When I got home, K excitedly led me to the front door to show me a box sitting by the door. “How wonderful,” I thought, not realizing what was in it.
How wonderful, indeed.
Once again, a job to do: lighting the house. Once again, a Boy to help.
“Daddy, I need to be up there with you. I need to work on the roof.” How can I possibly resist? It makes the job more difficult, but it also makes it more enjoyable.
And occasionally, his help is actually help. “Bring me more lights,” I ask, and he chirps “Okay” and almost runs over to where the bag of lights lie on the ground.
This lasts for a few minutes — twenty at most — before he sees the neighborhood boys out and decides he has done enough to help.
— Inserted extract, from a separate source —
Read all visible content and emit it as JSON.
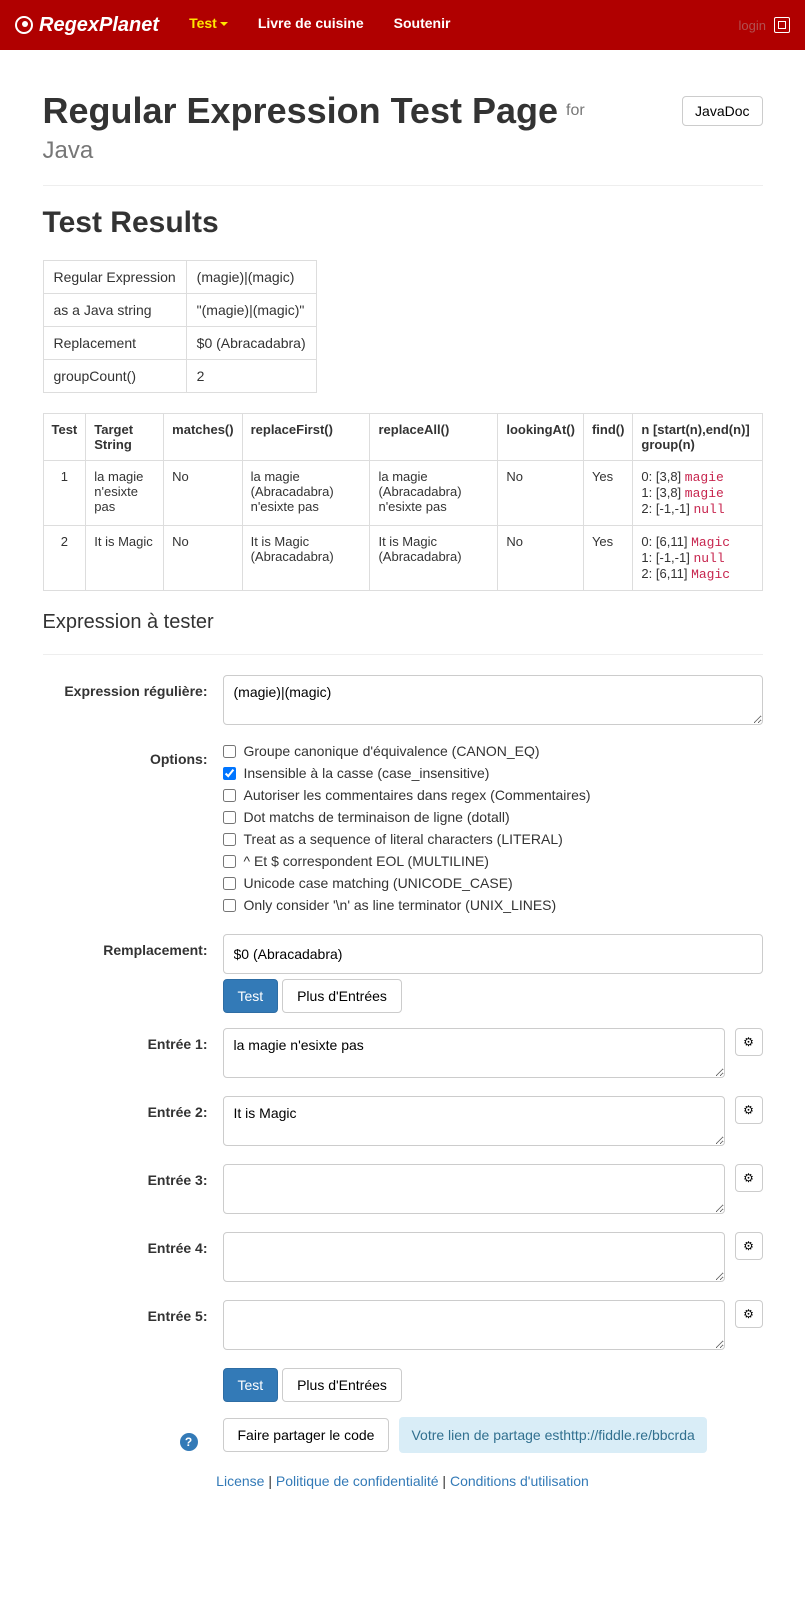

Without a word, without explanation, he runs off, and I am left both in peace (how fast can I get the rest of this done now? careful not to fall!) and a little lonely, sad even.
It’s a foreshadowing of things to come, I know. It’s already starting with the Girl — notice she’s not even in this post because she was doing her own thing. She did her cleaning chores and was left with an afteroon that she filled with chatting with her cousin in Poland on Skype, pestering E, and whatever else she might have been doing. She spent the night at a friend’s house, too.
It’s still so far away and yet so very close.
It’s now Advent, a time of waiting. In many ways, I guess we’re waiting all our lives. There’s always something in the near future that we’ve trained our attention on, even if we’re the type to live in the present. E, for example, is waiting to be able to cook, really cook.
He plays at it a lot, but that’s often just messy play, he thinks. “I’ll never learn to cook,” he lamented tonight, but explaining to him that playing as he does — and indeed, helping as he often does, with stirring and such — really is learning to cook. “And you’ll be learning your whole life,” K explained. Still, it didn’t do much to help him. He’s waiting to cook for real.
The Girl has been waiting for the Advent calendar to make its appearance. This year, E and L both have their own, but E had completely forgotten about it. Truth be told, L probably had too until K mentioned it today.
We got the calendars out, but E had to wait a while: he still hadn’t finished his dinner, so we walked around with a chipmunk-cheek of pierogi as L opened her calendar and jotted her name on it. When he was done eating, he got to do what he’s always waiting to do during dinner: crawl into K’s lap.
After dinner, it’s my long-anticipated event: chess with my son. L started learning chess, but she never really grew to love it. Too much to think about, and sitting still and concentrating — not something she’s fond of doing after a long day at school. The Boy enjoys the game, though, and he’s patient. He can wait. For a little bit. So we work on pawns only.
“When can we play with the other pieces?” he asked tonight.
“As soon as you can play well with the pawns,” I explained. By that, I meant simply that he could make legal moves and could see opportunities to capture an opponent’s pieces consistently.
“You have to wait for a little while,” I said.
“Okay,” he said, and captured a piece incorrectly.